**Assigned task:**
Where does the word "Parameters" appear in the entries below? Copy each line that holds it.

Dataset excerpts

---

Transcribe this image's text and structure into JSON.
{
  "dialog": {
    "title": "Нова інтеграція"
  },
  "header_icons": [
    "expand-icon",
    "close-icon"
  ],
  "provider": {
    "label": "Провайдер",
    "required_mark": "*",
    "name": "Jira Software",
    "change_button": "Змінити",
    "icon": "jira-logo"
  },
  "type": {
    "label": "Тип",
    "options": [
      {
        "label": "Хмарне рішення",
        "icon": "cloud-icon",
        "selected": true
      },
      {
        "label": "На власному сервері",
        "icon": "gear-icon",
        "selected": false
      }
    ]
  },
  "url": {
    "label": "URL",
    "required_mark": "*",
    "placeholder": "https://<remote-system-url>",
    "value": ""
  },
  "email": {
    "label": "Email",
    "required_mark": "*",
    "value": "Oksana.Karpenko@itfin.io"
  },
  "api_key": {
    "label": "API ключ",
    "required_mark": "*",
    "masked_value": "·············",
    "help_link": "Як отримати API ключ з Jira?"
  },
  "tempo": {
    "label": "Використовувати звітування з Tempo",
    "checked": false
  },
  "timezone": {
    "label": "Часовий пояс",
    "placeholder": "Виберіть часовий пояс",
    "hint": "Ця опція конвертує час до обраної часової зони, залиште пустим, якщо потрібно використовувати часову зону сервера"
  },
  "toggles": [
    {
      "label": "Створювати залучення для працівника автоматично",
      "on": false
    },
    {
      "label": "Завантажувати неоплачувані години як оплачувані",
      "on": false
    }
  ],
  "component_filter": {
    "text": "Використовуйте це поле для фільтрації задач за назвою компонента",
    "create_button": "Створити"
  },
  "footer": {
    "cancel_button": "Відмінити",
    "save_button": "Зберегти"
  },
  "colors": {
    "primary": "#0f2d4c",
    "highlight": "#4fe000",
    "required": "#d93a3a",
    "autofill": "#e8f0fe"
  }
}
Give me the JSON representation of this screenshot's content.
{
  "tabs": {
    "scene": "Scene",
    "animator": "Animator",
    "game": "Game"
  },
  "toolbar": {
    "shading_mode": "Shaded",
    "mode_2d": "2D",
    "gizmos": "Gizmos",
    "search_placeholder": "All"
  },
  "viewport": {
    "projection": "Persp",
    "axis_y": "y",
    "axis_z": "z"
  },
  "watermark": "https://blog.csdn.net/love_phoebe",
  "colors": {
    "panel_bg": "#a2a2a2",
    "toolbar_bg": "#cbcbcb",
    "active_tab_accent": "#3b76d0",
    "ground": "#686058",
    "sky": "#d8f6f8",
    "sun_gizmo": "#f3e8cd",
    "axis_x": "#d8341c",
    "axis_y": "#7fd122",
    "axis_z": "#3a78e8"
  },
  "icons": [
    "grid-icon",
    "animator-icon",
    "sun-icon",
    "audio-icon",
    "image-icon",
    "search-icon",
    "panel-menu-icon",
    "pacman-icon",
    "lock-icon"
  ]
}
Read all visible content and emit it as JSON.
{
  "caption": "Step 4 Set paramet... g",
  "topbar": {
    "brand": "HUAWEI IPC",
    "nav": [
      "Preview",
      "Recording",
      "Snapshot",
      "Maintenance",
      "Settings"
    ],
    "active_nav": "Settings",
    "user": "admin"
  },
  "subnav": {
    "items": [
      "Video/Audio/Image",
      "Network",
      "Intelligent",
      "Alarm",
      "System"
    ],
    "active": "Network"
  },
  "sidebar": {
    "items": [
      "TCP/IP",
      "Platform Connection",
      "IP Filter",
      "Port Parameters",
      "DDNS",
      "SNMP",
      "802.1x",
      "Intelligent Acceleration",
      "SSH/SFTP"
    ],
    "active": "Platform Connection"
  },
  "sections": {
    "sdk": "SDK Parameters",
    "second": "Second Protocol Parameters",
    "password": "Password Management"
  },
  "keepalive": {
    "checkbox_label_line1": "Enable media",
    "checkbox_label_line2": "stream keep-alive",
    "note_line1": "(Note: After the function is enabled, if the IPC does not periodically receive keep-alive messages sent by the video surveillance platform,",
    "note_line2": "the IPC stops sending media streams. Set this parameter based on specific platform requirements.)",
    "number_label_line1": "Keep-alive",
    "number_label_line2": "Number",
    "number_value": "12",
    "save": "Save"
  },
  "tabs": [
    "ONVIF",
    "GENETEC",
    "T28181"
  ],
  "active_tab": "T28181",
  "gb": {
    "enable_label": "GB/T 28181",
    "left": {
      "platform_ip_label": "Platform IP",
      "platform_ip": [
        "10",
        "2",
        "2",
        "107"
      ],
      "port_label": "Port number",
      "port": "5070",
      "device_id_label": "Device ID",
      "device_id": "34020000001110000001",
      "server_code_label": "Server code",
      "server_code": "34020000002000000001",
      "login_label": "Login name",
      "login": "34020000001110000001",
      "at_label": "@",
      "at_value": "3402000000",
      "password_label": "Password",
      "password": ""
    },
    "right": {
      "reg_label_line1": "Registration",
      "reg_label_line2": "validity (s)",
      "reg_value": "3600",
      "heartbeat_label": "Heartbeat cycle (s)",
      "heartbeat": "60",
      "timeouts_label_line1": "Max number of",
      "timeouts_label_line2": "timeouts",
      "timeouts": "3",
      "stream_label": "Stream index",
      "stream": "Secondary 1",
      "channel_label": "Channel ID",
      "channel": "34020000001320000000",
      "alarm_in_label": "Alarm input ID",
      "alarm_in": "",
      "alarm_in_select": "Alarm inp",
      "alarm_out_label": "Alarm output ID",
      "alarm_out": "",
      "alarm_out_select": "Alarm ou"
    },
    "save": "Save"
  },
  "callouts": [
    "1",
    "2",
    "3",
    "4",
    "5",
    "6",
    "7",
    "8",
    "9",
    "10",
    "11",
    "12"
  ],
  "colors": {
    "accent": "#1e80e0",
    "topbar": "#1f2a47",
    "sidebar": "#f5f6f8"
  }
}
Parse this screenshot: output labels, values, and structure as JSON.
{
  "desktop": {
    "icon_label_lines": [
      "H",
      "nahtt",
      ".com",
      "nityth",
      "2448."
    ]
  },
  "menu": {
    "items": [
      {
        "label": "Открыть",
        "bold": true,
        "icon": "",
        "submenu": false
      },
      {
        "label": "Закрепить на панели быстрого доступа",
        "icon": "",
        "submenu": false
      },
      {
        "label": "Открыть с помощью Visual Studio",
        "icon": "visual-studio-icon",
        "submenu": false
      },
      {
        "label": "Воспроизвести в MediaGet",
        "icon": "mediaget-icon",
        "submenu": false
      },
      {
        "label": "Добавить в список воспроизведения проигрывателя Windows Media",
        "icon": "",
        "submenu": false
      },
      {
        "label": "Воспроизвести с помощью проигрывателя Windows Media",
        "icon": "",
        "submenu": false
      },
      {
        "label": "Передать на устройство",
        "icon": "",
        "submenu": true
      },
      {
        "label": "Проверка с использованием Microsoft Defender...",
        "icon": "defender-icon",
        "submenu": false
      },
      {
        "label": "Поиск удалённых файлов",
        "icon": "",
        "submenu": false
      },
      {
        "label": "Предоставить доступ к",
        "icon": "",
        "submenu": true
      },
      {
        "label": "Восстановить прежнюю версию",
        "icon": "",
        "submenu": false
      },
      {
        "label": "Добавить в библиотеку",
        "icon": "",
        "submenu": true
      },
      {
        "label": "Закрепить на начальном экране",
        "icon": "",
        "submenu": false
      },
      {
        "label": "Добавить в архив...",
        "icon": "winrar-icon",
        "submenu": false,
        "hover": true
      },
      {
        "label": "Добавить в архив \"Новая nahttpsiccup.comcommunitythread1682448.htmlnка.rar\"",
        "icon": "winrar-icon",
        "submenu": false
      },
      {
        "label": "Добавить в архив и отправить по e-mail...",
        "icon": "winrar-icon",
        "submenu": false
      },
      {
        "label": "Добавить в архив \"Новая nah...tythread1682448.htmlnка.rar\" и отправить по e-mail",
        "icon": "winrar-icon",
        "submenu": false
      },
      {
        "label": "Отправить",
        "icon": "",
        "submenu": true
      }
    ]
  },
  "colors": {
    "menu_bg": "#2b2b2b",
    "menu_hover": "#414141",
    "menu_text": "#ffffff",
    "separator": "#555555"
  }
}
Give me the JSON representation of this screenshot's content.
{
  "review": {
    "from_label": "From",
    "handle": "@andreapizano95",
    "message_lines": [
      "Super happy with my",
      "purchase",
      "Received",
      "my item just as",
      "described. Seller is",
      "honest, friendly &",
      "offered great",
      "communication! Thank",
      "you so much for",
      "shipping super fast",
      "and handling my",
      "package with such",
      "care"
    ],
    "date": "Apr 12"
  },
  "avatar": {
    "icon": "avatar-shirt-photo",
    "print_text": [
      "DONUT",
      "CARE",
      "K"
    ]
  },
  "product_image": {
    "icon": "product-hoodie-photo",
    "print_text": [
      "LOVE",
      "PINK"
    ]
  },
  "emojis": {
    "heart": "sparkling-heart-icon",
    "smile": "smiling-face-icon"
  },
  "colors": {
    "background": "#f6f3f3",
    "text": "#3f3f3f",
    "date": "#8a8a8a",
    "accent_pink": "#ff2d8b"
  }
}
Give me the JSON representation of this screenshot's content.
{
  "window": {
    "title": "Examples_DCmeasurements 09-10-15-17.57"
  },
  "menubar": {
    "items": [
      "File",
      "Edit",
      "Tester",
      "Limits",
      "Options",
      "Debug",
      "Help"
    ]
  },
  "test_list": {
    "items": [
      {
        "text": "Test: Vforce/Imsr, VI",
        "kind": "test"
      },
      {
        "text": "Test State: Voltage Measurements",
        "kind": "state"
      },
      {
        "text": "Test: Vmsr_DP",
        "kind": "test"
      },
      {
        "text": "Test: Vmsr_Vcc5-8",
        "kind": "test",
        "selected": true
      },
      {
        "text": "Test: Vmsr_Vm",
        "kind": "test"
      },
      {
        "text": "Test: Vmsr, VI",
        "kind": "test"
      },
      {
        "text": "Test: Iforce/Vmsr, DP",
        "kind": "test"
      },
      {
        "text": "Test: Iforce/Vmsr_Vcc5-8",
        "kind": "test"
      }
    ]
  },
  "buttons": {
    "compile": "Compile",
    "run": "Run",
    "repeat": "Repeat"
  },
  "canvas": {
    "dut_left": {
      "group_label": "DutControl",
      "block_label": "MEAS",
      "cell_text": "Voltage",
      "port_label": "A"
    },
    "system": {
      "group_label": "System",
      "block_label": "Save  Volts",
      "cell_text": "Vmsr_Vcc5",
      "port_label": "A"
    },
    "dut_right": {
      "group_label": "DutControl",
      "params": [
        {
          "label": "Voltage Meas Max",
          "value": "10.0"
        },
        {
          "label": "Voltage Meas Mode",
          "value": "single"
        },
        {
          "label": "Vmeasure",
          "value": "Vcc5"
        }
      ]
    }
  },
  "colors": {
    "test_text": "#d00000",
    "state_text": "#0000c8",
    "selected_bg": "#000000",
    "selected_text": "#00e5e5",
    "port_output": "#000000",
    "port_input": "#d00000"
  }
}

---

**Answer section:**
      "Port Parameters",
    "sdk": "SDK Parameters",
    "second": "Second Protocol Parameters",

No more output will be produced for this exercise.